:: Input material ::
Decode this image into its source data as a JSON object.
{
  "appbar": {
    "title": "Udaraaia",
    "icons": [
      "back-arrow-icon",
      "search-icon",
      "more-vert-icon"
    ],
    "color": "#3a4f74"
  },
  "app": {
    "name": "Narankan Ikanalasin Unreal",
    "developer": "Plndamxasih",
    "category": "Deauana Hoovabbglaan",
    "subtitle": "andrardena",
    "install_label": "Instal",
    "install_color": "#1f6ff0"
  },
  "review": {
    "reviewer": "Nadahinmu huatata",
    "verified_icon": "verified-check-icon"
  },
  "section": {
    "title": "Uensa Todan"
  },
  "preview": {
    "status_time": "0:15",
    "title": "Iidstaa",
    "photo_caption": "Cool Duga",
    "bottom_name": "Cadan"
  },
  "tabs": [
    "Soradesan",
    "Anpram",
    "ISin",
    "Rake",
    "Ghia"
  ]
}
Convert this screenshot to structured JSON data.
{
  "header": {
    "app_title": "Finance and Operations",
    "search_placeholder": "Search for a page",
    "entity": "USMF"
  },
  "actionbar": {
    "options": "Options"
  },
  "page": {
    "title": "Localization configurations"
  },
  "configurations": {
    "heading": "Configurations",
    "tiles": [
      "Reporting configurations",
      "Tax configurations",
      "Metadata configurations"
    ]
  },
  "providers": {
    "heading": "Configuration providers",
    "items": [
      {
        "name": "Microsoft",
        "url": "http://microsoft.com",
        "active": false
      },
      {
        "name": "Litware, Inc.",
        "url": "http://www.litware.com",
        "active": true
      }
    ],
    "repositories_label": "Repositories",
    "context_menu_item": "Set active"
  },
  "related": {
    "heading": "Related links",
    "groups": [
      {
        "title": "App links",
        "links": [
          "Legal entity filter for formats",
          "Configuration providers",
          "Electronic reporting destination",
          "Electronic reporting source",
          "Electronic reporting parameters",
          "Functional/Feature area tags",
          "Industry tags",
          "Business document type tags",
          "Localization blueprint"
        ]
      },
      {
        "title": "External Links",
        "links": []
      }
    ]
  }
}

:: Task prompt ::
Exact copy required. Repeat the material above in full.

:: Task solution ::
Decode this image into its source data as a JSON object.
{
  "appbar": {
    "title": "Udaraaia",
    "icons": [
      "back-arrow-icon",
      "search-icon",
      "more-vert-icon"
    ],
    "color": "#3a4f74"
  },
  "app": {
    "name": "Narankan Ikanalasin Unreal",
    "developer": "Plndamxasih",
    "category": "Deauana Hoovabbglaan",
    "subtitle": "andrardena",
    "install_label": "Instal",
    "install_color": "#1f6ff0"
  },
  "review": {
    "reviewer": "Nadahinmu huatata",
    "verified_icon": "verified-check-icon"
  },
  "section": {
    "title": "Uensa Todan"
  },
  "preview": {
    "status_time": "0:15",
    "title": "Iidstaa",
    "photo_caption": "Cool Duga",
    "bottom_name": "Cadan"
  },
  "tabs": [
    "Soradesan",
    "Anpram",
    "ISin",
    "Rake",
    "Ghia"
  ]
}
Convert this screenshot to structured JSON data.
{
  "header": {
    "app_title": "Finance and Operations",
    "search_placeholder": "Search for a page",
    "entity": "USMF"
  },
  "actionbar": {
    "options": "Options"
  },
  "page": {
    "title": "Localization configurations"
  },
  "configurations": {
    "heading": "Configurations",
    "tiles": [
      "Reporting configurations",
      "Tax configurations",
      "Metadata configurations"
    ]
  },
  "providers": {
    "heading": "Configuration providers",
    "items": [
      {
        "name": "Microsoft",
        "url": "http://microsoft.com",
        "active": false
      },
      {
        "name": "Litware, Inc.",
        "url": "http://www.litware.com",
        "active": true
      }
    ],
    "repositories_label": "Repositories",
    "context_menu_item": "Set active"
  },
  "related": {
    "heading": "Related links",
    "groups": [
      {
        "title": "App links",
        "links": [
          "Legal entity filter for formats",
          "Configuration providers",
          "Electronic reporting destination",
          "Electronic reporting source",
          "Electronic reporting parameters",
          "Functional/Feature area tags",
          "Industry tags",
          "Business document type tags",
          "Localization blueprint"
        ]
      },
      {
        "title": "External Links",
        "links": []
      }
    ]
  }
}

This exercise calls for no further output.